How does a broad band communication work? The shorter the signals that are transmitted – light pulses in optical fibres – and can be created, the broader the band. If we think that every pulse is one bit of information, more pulses means more data within the same time interval. In short, in order to achieve short light pulses, a broad spectrum or band are required. Basically, a broad-spectrum material, fit to generate short pulses, is sapphire (aluminium oxide in crystal form), in which titanium atoms are artificially introduced.

What was the problem of creating ultra-short pulses? The power of any source is calculated as the generated energy, that is measured in Joules, within a set time unit, that is measured in seconds. One Joule divided by 1 second is what we call 1 Watt of power. It’s clear that if we have something very small as denominator (some femtoseconds), the power becomes very big.

Just to give you an idea: a 1 milliJoule laser pulse, realistic for existing commercial lasers, lasting 100 fs, has a peak power of 10 billion Watts or GigaWatts. For comparison: a large nuclear plant produces one GigaWatt of power. Obviously the nuclear plant continuously produces such power (large quantity of produced energy), while the laser is on for a very short time (small quantity of produced energy), but the atoms composing the sapphire crystal “feel” all the power of a nuclear plant onto them for a short time.

Since the atoms are light-weight and able to react quickly, the total effect is that sapphire burns and vaporizes. In fact, before the invention of the two Nobel Laureates of this year, the powers of femtosecond lasers were very low and useless for any application.

Mourou and Strickland had this brilliant idea: if an ultra-short pulse light is made up of many colours (the broad spectrum), why not use a prism to separate colours? Doing so, the red light will be located in a point in space far from the blue light. But the light pulse is moving, so a space separation also matches a time distance.

If we drive on the highway at a constant speed and without traffic, we can speak in the same way of kilometres or minutes left to arrive. What happens is that the light pulse becomes longer in time!

As a consequence, while the total energy of the pulse remains the same, the peak power is reduced, and the light can pass through and be amplified in the sapphire crystal without disintegrating it. Problem solved? Almost. The pulse now is no longer “ultra-short”, as we would like to achieve. In reality this is a simple problem to solve, once the trick is clear: by using an identical prism to the first, but mounted backwards, after the sapphire crystal, the pulse is compressed.

Thanks to this clever mechanism, we are now able to produce pulses of peak powers of thousands of GigaWatts, that recently, in addition to being the bread and butter of much research in nanotechnologies, were also used to try and trigger a nuclear fusion.

This research is still experimental, but if it were successful, we would have a clean energy source available that can meet the needs of the planet without carbon dioxide emission.
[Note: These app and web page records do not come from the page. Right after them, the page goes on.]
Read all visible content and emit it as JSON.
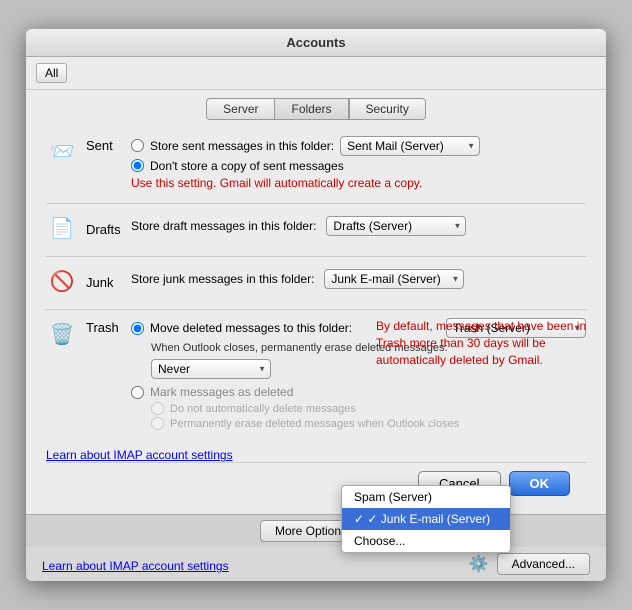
{
  "window": {
    "title": "Accounts"
  },
  "toolbar": {
    "all_label": "All"
  },
  "tabs": [
    {
      "id": "server",
      "label": "Server",
      "active": false
    },
    {
      "id": "folders",
      "label": "Folders",
      "active": true
    },
    {
      "id": "security",
      "label": "Security",
      "active": false
    }
  ],
  "sections": {
    "sent": {
      "label": "Sent",
      "icon": "📨",
      "option1": {
        "id": "store-sent",
        "label": "Store sent messages in this folder:",
        "checked": false
      },
      "option1_select": "Sent Mail (Server)",
      "option2": {
        "id": "dont-store",
        "label": "Don't store a copy of sent messages",
        "checked": true
      },
      "hint": "Use this setting. Gmail will automatically create a copy."
    },
    "drafts": {
      "label": "Drafts",
      "icon": "📝",
      "label_text": "Store draft messages in this folder:",
      "select": "Drafts (Server)"
    },
    "junk": {
      "label": "Junk",
      "icon": "🚫",
      "label_text": "Store junk messages in this folder:",
      "select": "Junk E-mail (Server)",
      "dropdown": {
        "items": [
          {
            "id": "spam",
            "label": "Spam (Server)",
            "selected": false
          },
          {
            "id": "junk",
            "label": "Junk E-mail (Server)",
            "selected": true
          },
          {
            "id": "choose",
            "label": "Choose...",
            "selected": false
          }
        ]
      }
    },
    "trash": {
      "label": "Trash",
      "icon": "🗑️",
      "move_option": {
        "label": "Move deleted messages to this folder:",
        "checked": true
      },
      "move_select": "Trash (Server)",
      "when_closes": "When Outlook closes, permanently erase deleted messages:",
      "never_select": "Never",
      "never_options": [
        "Never"
      ],
      "note": "By default, messages that have been in Trash more than 30 days will be automatically deleted by Gmail.",
      "mark_option": {
        "label": "Mark messages as deleted",
        "checked": false
      },
      "sub_options": [
        "Do not automatically delete messages",
        "Permanently erase deleted messages when Outlook closes"
      ]
    }
  },
  "learn_link": "Learn about IMAP account settings",
  "buttons": {
    "cancel": "Cancel",
    "ok": "OK"
  },
  "footer": {
    "more_options": "More Options...",
    "learn_link": "Learn about IMAP account settings",
    "advanced": "Advanced..."
  }
}
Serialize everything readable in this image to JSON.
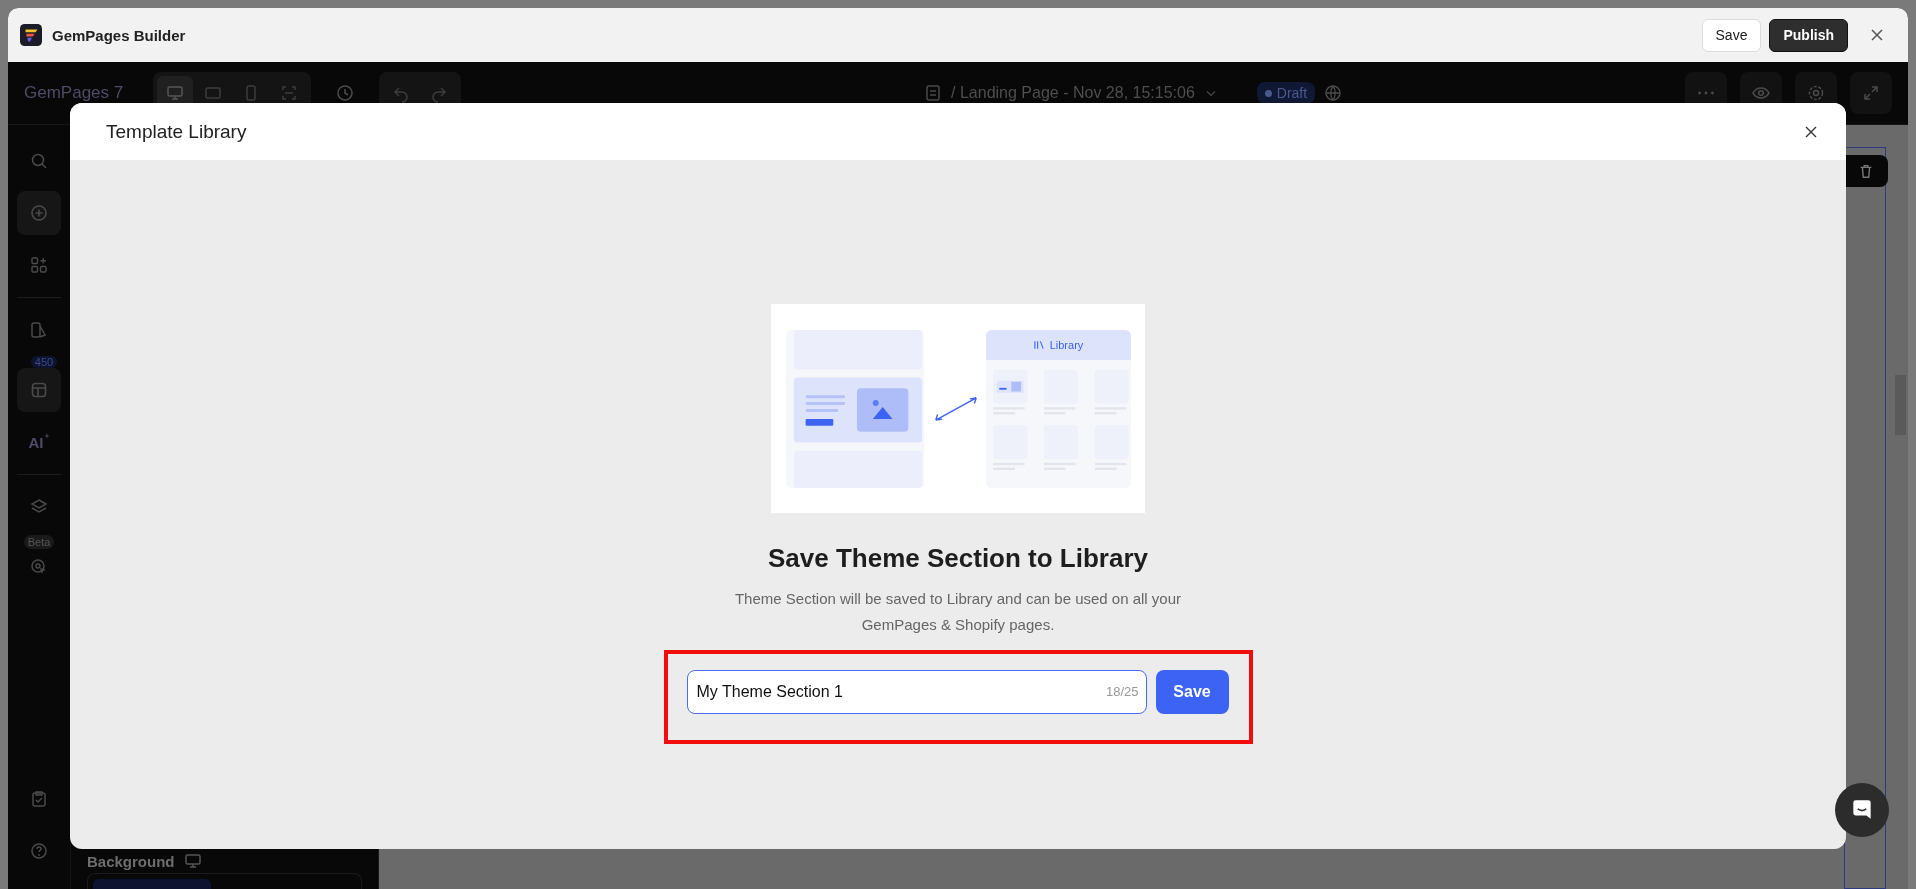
{
  "window": {
    "title": "GemPages Builder",
    "buttons": [
      {
        "label": "Save",
        "kind": "secondary"
      },
      {
        "label": "Publish",
        "kind": "primary"
      }
    ]
  },
  "toolbar": {
    "brand": "GemPages 7",
    "devices": [
      {
        "kind": "desktop",
        "selected": true
      },
      {
        "kind": "tablet",
        "selected": false
      },
      {
        "kind": "mobile",
        "selected": false
      },
      {
        "kind": "fit",
        "selected": false
      }
    ],
    "page_title": "/ Landing Page - Nov 28, 15:15:06",
    "status": "Draft"
  },
  "sidebar": {
    "items": [
      {
        "kind": "search",
        "selected": false
      },
      {
        "kind": "add",
        "selected": true
      },
      {
        "kind": "apps",
        "selected": false
      },
      {
        "kind": "pages",
        "selected": false
      },
      {
        "kind": "templates",
        "selected": true,
        "badge": "450"
      },
      {
        "kind": "ai",
        "selected": false,
        "label": "AI"
      },
      {
        "kind": "layers",
        "selected": false
      },
      {
        "kind": "target",
        "selected": false,
        "badge": "Beta"
      }
    ],
    "bottom_items": [
      {
        "kind": "checklist"
      },
      {
        "kind": "help"
      }
    ]
  },
  "panel": {
    "heading": "Background"
  },
  "modal": {
    "title": "Template Library",
    "illustration": {
      "label": "Library"
    },
    "heading": "Save Theme Section to Library",
    "description": "Theme Section will be saved to Library and can be used on all your GemPages & Shopify pages.",
    "name_field": {
      "value": "My Theme Section 1",
      "counter": "18/25",
      "focused": true
    },
    "save_button": "Save",
    "highlighted": true
  }
}
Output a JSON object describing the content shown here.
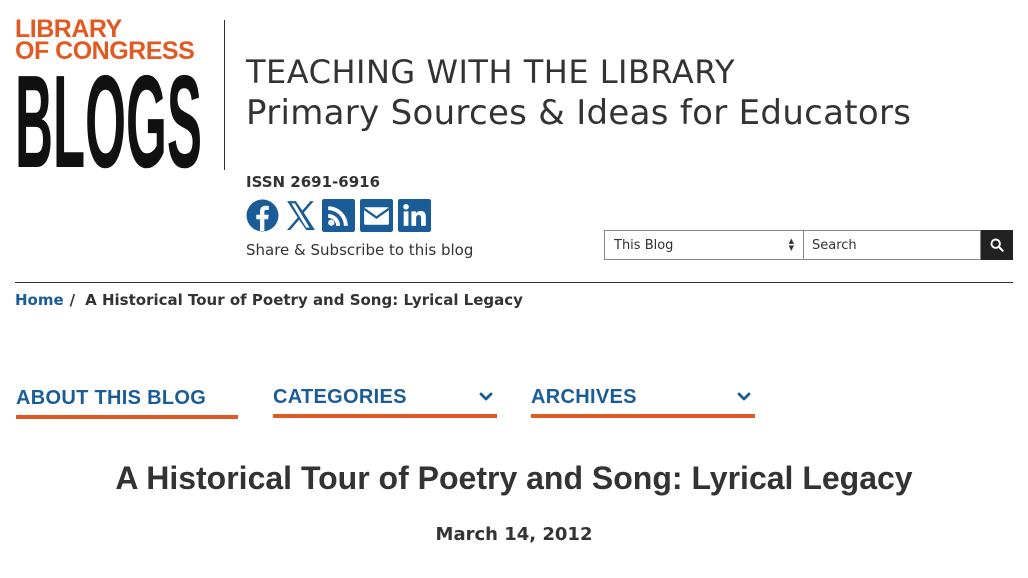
{
  "logo": {
    "line1": "LIBRARY",
    "line2": "OF CONGRESS",
    "line3": "BLOGS",
    "accent_color": "#e05a22"
  },
  "blog": {
    "title": "TEACHING WITH THE LIBRARY",
    "subtitle": "Primary Sources & Ideas for Educators",
    "issn": "ISSN 2691-6916",
    "share_text": "Share & Subscribe to this blog"
  },
  "social_icons": [
    "facebook-icon",
    "x-twitter-icon",
    "rss-icon",
    "email-icon",
    "linkedin-icon"
  ],
  "search": {
    "scope_value": "This Blog",
    "placeholder": "Search",
    "button_icon": "search-icon"
  },
  "breadcrumb": {
    "home": "Home",
    "separator": "/",
    "current": "A Historical Tour of Poetry and Song: Lyrical Legacy"
  },
  "nav": {
    "about": "ABOUT THIS BLOG",
    "categories": "CATEGORIES",
    "archives": "ARCHIVES"
  },
  "post": {
    "title": "A Historical Tour of Poetry and Song: Lyrical Legacy",
    "date": "March 14, 2012"
  },
  "colors": {
    "link_blue": "#1a5c98",
    "accent_orange": "#e05a22",
    "text": "#333333"
  }
}
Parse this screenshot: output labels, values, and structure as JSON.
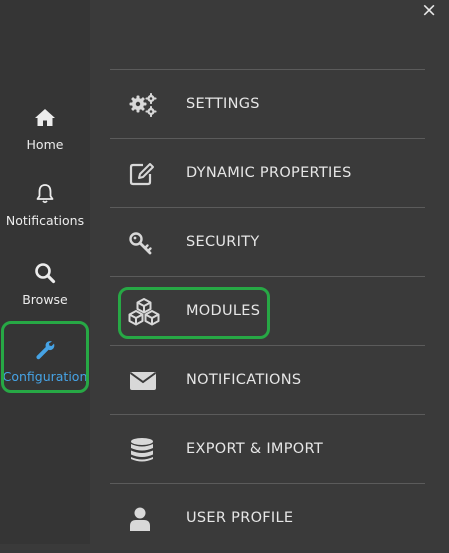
{
  "sidebar": {
    "items": [
      {
        "label": "Home",
        "icon": "home-icon"
      },
      {
        "label": "Notifications",
        "icon": "bell-icon"
      },
      {
        "label": "Browse",
        "icon": "search-icon"
      },
      {
        "label": "Configuration",
        "icon": "wrench-icon",
        "active": true
      }
    ],
    "active_color": "#46a3e5",
    "highlight_color": "#27a845"
  },
  "panel": {
    "close_label": "×",
    "items": [
      {
        "label": "SETTINGS",
        "icon": "gears-icon"
      },
      {
        "label": "DYNAMIC PROPERTIES",
        "icon": "edit-icon"
      },
      {
        "label": "SECURITY",
        "icon": "key-icon"
      },
      {
        "label": "MODULES",
        "icon": "cubes-icon"
      },
      {
        "label": "NOTIFICATIONS",
        "icon": "envelope-icon"
      },
      {
        "label": "EXPORT & IMPORT",
        "icon": "database-icon"
      },
      {
        "label": "USER PROFILE",
        "icon": "user-icon"
      }
    ]
  }
}
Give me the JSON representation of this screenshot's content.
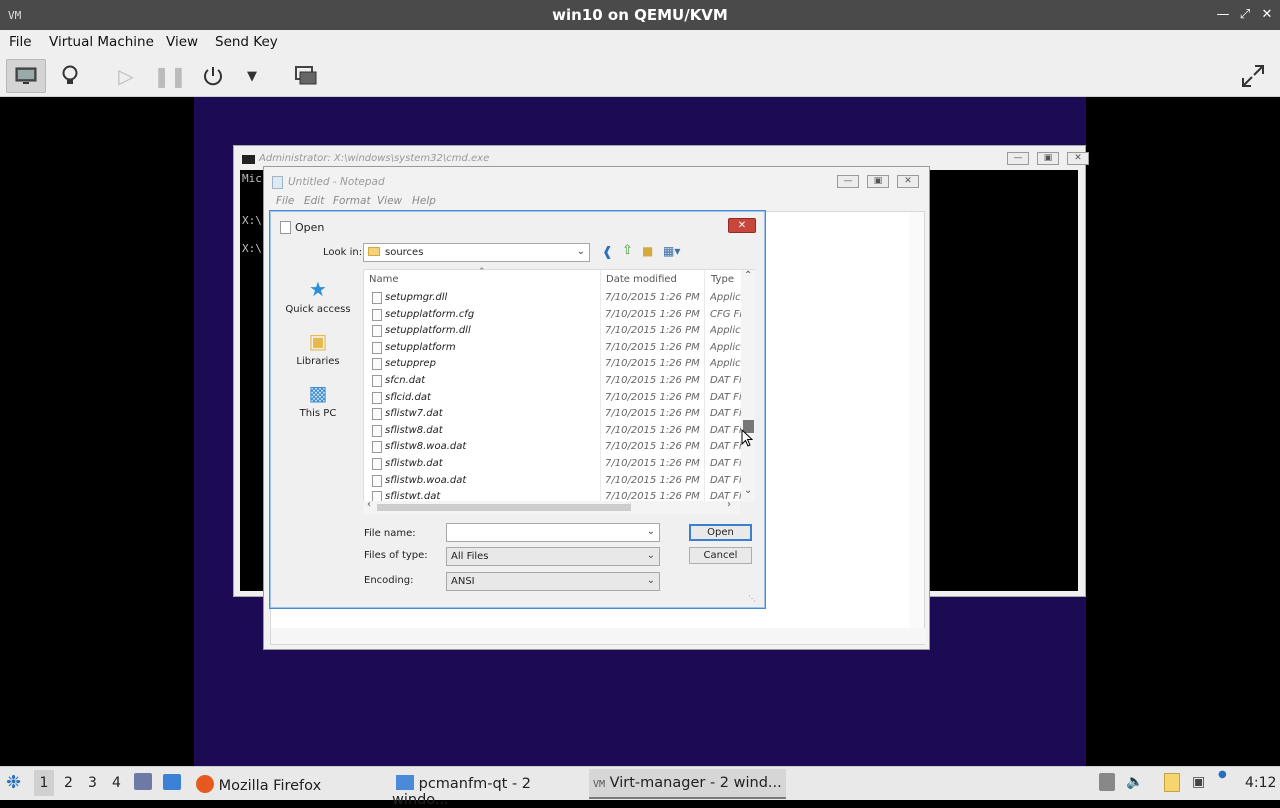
{
  "window": {
    "title": "win10 on QEMU/KVM",
    "app_icon": "VM"
  },
  "menubar": {
    "items": [
      "File",
      "Virtual Machine",
      "View",
      "Send Key"
    ]
  },
  "toolbar": {
    "buttons": [
      "console-icon",
      "details-lightbulb-icon",
      "run-icon",
      "pause-icon",
      "power-icon",
      "power-menu-arrow-icon",
      "snapshots-icon",
      "fullscreen-icon"
    ]
  },
  "guest": {
    "cmd": {
      "title": "Administrator: X:\\windows\\system32\\cmd.exe",
      "lines": [
        "Mic",
        "X:\\",
        "X:\\"
      ]
    },
    "notepad": {
      "title": "Untitled - Notepad",
      "menu": [
        "File",
        "Edit",
        "Format",
        "View",
        "Help"
      ]
    },
    "open_dialog": {
      "title": "Open",
      "look_in_label": "Look in:",
      "look_in_value": "sources",
      "nav": [
        "Quick access",
        "Libraries",
        "This PC"
      ],
      "columns": {
        "name": "Name",
        "date": "Date modified",
        "type": "Type"
      },
      "files": [
        {
          "name": "setupmgr.dll",
          "date": "7/10/2015 1:26 PM",
          "type": "Applicati"
        },
        {
          "name": "setupplatform.cfg",
          "date": "7/10/2015 1:26 PM",
          "type": "CFG File"
        },
        {
          "name": "setupplatform.dll",
          "date": "7/10/2015 1:26 PM",
          "type": "Applicati"
        },
        {
          "name": "setupplatform",
          "date": "7/10/2015 1:26 PM",
          "type": "Applicati"
        },
        {
          "name": "setupprep",
          "date": "7/10/2015 1:26 PM",
          "type": "Applicati"
        },
        {
          "name": "sfcn.dat",
          "date": "7/10/2015 1:26 PM",
          "type": "DAT File"
        },
        {
          "name": "sflcid.dat",
          "date": "7/10/2015 1:26 PM",
          "type": "DAT File"
        },
        {
          "name": "sflistw7.dat",
          "date": "7/10/2015 1:26 PM",
          "type": "DAT File"
        },
        {
          "name": "sflistw8.dat",
          "date": "7/10/2015 1:26 PM",
          "type": "DAT File"
        },
        {
          "name": "sflistw8.woa.dat",
          "date": "7/10/2015 1:26 PM",
          "type": "DAT File"
        },
        {
          "name": "sflistwb.dat",
          "date": "7/10/2015 1:26 PM",
          "type": "DAT File"
        },
        {
          "name": "sflistwb.woa.dat",
          "date": "7/10/2015 1:26 PM",
          "type": "DAT File"
        },
        {
          "name": "sflistwt.dat",
          "date": "7/10/2015 1:26 PM",
          "type": "DAT File"
        }
      ],
      "file_name_label": "File name:",
      "file_name_value": "",
      "files_of_type_label": "Files of type:",
      "files_of_type_value": "All Files",
      "encoding_label": "Encoding:",
      "encoding_value": "ANSI",
      "open_button": "Open",
      "cancel_button": "Cancel"
    }
  },
  "taskbar": {
    "workspaces": [
      "1",
      "2",
      "3",
      "4"
    ],
    "tasks": [
      {
        "label": "Mozilla Firefox"
      },
      {
        "label": "pcmanfm-qt - 2 windo..."
      },
      {
        "label": "Virt-manager - 2 wind..."
      }
    ],
    "clock": "4:12"
  }
}
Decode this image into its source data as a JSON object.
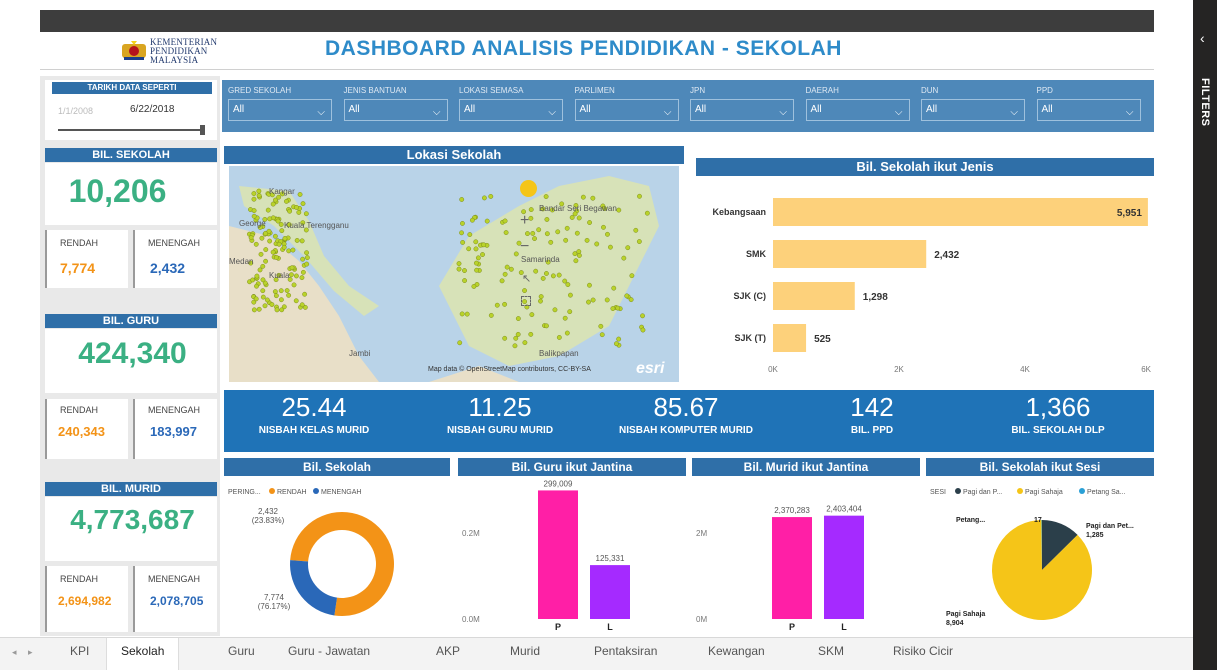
{
  "header": {
    "logo_line1": "KEMENTERIAN",
    "logo_line2": "PENDIDIKAN",
    "logo_line3": "MALAYSIA",
    "title": "DASHBOARD ANALISIS PENDIDIKAN - SEKOLAH"
  },
  "date_slicer": {
    "label": "TARIKH DATA SEPERTI",
    "start": "1/1/2008",
    "end": "6/22/2018",
    "position": 1.0
  },
  "kpis": {
    "sekolah": {
      "label": "BIL. SEKOLAH",
      "value": "10,206",
      "rendah_label": "RENDAH",
      "rendah": "7,774",
      "menengah_label": "MENENGAH",
      "menengah": "2,432"
    },
    "guru": {
      "label": "BIL. GURU",
      "value": "424,340",
      "rendah_label": "RENDAH",
      "rendah": "240,343",
      "menengah_label": "MENENGAH",
      "menengah": "183,997"
    },
    "murid": {
      "label": "BIL. MURID",
      "value": "4,773,687",
      "rendah_label": "RENDAH",
      "rendah": "2,694,982",
      "menengah_label": "MENENGAH",
      "menengah": "2,078,705"
    }
  },
  "filters": [
    {
      "label": "GRED SEKOLAH",
      "value": "All"
    },
    {
      "label": "JENIS BANTUAN",
      "value": "All"
    },
    {
      "label": "LOKASI SEMASA",
      "value": "All"
    },
    {
      "label": "PARLIMEN",
      "value": "All"
    },
    {
      "label": "JPN",
      "value": "All"
    },
    {
      "label": "DAERAH",
      "value": "All"
    },
    {
      "label": "DUN",
      "value": "All"
    },
    {
      "label": "PPD",
      "value": "All"
    }
  ],
  "map": {
    "title": "Lokasi Sekolah",
    "places": [
      "Kangar",
      "George",
      "Kuala Terengganu",
      "Medan",
      "Kuala",
      "Bandar Seri Begawan",
      "Samarinda",
      "Balikpapan",
      "Jambi"
    ],
    "attribution": "Map data © OpenStreetMap contributors, CC-BY-SA",
    "esri": "esri"
  },
  "stats": [
    {
      "value": "25.44",
      "label": "NISBAH KELAS MURID"
    },
    {
      "value": "11.25",
      "label": "NISBAH GURU MURID"
    },
    {
      "value": "85.67",
      "label": "NISBAH KOMPUTER MURID"
    },
    {
      "value": "142",
      "label": "BIL. PPD"
    },
    {
      "value": "1,366",
      "label": "BIL. SEKOLAH DLP"
    }
  ],
  "tabs": [
    "KPI",
    "Sekolah",
    "Guru",
    "Guru - Jawatan",
    "AKP",
    "Murid",
    "Pentaksiran",
    "Kewangan",
    "SKM",
    "Risiko Cicir"
  ],
  "active_tab": "Sekolah",
  "side": {
    "filters_label": "FILTERS",
    "collapse_icon": "chevron-left-icon"
  },
  "colors": {
    "accent": "#2f6fa8",
    "bar_yellow": "#fdd17b",
    "green": "#3bb083",
    "orange": "#f39317",
    "blue": "#2a68b8",
    "pink": "#ff1fa6",
    "purple": "#a52aff",
    "pie_yellow": "#f5c518",
    "pie_dark": "#2b3f4a"
  },
  "chart_data": [
    {
      "type": "bar",
      "orientation": "horizontal",
      "title": "Bil. Sekolah ikut Jenis",
      "categories": [
        "Kebangsaan",
        "SMK",
        "SJK (C)",
        "SJK (T)"
      ],
      "values": [
        5951,
        2432,
        1298,
        525
      ],
      "value_labels": [
        "5,951",
        "2,432",
        "1,298",
        "525"
      ],
      "xlim": [
        0,
        6000
      ],
      "xticks": [
        "0K",
        "2K",
        "4K",
        "6K"
      ],
      "grid": false
    },
    {
      "type": "pie",
      "donut": true,
      "title": "Bil. Sekolah",
      "legend_title": "PERING...",
      "legend": [
        "RENDAH",
        "MENENGAH"
      ],
      "values": [
        7774,
        2432
      ],
      "labels": [
        "7,774",
        "2,432"
      ],
      "percents": [
        "(76.17%)",
        "(23.83%)"
      ]
    },
    {
      "type": "bar",
      "title": "Bil. Guru ikut Jantina",
      "categories": [
        "P",
        "L"
      ],
      "values": [
        299009,
        125331
      ],
      "value_labels": [
        "299,009",
        "125,331"
      ],
      "ylim": [
        0,
        0.3
      ],
      "yticks": [
        "0.0M",
        "0.2M"
      ]
    },
    {
      "type": "bar",
      "title": "Bil. Murid ikut Jantina",
      "categories": [
        "P",
        "L"
      ],
      "values": [
        2370283,
        2403404
      ],
      "value_labels": [
        "2,370,283",
        "2,403,404"
      ],
      "ylim": [
        0,
        3
      ],
      "yticks": [
        "0M",
        "2M"
      ]
    },
    {
      "type": "pie",
      "title": "Bil. Sekolah ikut Sesi",
      "legend_title": "SESI",
      "legend": [
        "Pagi dan P...",
        "Pagi Sahaja",
        "Petang Sa..."
      ],
      "values": [
        1285,
        8904,
        17
      ],
      "labels": [
        "Pagi dan Pet... 1,285",
        "Pagi Sahaja 8,904",
        "Petang... 17"
      ]
    }
  ]
}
It wouldn’t be a minor consequence for the simple, but brilliant idea of two of the three 2018 Noble Laureates in Physics.

Achille Giacometti  - Stefano Bonetti